***** Supplied material *****
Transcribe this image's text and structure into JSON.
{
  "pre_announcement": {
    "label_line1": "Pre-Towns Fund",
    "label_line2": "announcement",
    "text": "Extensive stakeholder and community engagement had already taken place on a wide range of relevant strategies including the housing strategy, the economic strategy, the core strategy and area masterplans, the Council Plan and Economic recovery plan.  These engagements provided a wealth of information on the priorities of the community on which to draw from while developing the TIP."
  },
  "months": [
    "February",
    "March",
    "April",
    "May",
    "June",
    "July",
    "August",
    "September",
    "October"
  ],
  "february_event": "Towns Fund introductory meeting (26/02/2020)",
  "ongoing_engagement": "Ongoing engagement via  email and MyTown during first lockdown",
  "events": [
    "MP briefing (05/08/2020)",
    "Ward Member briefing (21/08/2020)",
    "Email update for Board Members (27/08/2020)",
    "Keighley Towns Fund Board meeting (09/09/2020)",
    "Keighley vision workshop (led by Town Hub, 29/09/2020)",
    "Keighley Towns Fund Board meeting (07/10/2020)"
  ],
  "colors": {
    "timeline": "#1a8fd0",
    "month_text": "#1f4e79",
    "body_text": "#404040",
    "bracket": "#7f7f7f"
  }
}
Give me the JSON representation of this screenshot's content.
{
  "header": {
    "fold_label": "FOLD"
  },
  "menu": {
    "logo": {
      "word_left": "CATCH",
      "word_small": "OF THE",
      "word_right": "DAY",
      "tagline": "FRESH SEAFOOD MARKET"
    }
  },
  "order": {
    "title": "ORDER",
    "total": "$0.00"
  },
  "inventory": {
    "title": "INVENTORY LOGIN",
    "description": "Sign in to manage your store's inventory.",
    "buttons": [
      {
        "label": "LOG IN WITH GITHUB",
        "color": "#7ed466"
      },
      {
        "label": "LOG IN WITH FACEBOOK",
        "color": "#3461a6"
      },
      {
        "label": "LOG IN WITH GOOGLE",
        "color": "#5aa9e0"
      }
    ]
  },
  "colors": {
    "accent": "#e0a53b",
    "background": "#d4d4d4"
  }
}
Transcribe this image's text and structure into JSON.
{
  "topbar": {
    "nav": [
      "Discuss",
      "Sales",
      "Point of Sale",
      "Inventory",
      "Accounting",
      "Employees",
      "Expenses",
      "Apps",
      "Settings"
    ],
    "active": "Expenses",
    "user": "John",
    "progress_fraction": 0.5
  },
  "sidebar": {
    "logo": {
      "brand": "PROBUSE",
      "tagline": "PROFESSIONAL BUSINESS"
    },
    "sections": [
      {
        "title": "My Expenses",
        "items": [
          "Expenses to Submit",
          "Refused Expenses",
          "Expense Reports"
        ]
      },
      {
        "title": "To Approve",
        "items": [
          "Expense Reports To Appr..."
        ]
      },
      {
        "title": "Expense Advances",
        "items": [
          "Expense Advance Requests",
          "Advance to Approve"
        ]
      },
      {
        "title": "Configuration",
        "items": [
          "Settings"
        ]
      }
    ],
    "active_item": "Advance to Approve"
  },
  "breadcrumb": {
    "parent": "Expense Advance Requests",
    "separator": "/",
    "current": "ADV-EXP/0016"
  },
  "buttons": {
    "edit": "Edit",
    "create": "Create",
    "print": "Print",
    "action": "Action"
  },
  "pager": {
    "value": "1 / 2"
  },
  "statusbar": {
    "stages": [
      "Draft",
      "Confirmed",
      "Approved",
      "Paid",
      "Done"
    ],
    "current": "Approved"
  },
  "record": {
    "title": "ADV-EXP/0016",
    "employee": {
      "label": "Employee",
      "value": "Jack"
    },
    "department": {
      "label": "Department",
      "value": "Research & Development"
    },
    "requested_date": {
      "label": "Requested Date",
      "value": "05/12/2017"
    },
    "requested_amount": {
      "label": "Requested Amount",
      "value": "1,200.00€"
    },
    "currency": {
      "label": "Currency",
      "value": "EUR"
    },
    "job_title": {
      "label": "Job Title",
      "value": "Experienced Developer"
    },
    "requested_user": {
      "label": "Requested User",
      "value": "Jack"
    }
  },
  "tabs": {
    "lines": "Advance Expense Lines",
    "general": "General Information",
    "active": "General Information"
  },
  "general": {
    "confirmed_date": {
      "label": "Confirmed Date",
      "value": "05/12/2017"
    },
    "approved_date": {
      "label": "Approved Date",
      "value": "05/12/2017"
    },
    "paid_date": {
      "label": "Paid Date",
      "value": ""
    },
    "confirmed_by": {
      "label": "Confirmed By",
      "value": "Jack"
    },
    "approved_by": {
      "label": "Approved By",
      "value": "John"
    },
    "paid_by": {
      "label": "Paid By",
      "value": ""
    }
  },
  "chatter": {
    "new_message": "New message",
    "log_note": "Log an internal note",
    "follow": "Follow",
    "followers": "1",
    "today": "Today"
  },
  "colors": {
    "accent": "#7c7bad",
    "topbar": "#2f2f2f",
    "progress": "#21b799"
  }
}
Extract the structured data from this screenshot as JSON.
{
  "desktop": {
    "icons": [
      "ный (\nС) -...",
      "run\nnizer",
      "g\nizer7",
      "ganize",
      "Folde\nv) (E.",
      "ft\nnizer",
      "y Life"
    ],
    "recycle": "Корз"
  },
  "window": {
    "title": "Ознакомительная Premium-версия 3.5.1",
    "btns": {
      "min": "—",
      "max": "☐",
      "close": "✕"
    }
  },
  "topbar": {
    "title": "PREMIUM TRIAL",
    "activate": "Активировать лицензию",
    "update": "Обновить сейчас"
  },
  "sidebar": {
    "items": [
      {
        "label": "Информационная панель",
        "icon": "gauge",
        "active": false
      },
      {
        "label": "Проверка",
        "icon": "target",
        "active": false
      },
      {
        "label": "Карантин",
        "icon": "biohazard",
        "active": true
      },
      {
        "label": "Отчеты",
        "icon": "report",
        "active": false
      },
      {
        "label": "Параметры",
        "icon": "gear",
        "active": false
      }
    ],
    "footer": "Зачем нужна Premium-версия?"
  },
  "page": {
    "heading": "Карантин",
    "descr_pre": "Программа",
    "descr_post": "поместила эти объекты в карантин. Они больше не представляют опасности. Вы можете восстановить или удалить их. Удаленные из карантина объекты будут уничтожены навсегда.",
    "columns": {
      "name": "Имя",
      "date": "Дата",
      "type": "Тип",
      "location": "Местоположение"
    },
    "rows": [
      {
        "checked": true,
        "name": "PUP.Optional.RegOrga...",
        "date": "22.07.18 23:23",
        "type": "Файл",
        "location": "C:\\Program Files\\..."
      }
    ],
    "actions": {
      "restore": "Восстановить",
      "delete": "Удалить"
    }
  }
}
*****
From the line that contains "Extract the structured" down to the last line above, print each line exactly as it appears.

**Exercise result:**
Extract the structured data from this screenshot as JSON.
{
  "desktop": {
    "icons": [
      "ный (\nС) -...",
      "run\nnizer",
      "g\nizer7",
      "ganize",
      "Folde\nv) (E.",
      "ft\nnizer",
      "y Life"
    ],
    "recycle": "Корз"
  },
  "window": {
    "title": "Ознакомительная Premium-версия 3.5.1",
    "btns": {
      "min": "—",
      "max": "☐",
      "close": "✕"
    }
  },
  "topbar": {
    "title": "PREMIUM TRIAL",
    "activate": "Активировать лицензию",
    "update": "Обновить сейчас"
  },
  "sidebar": {
    "items": [
      {
        "label": "Информационная панель",
        "icon": "gauge",
        "active": false
      },
      {
        "label": "Проверка",
        "icon": "target",
        "active": false
      },
      {
        "label": "Карантин",
        "icon": "biohazard",
        "active": true
      },
      {
        "label": "Отчеты",
        "icon": "report",
        "active": false
      },
      {
        "label": "Параметры",
        "icon": "gear",
        "active": false
      }
    ],
    "footer": "Зачем нужна Premium-версия?"
  },
  "page": {
    "heading": "Карантин",
    "descr_pre": "Программа",
    "descr_post": "поместила эти объекты в карантин. Они больше не представляют опасности. Вы можете восстановить или удалить их. Удаленные из карантина объекты будут уничтожены навсегда.",
    "columns": {
      "name": "Имя",
      "date": "Дата",
      "type": "Тип",
      "location": "Местоположение"
    },
    "rows": [
      {
        "checked": true,
        "name": "PUP.Optional.RegOrga...",
        "date": "22.07.18 23:23",
        "type": "Файл",
        "location": "C:\\Program Files\\..."
      }
    ],
    "actions": {
      "restore": "Восстановить",
      "delete": "Удалить"
    }
  }
}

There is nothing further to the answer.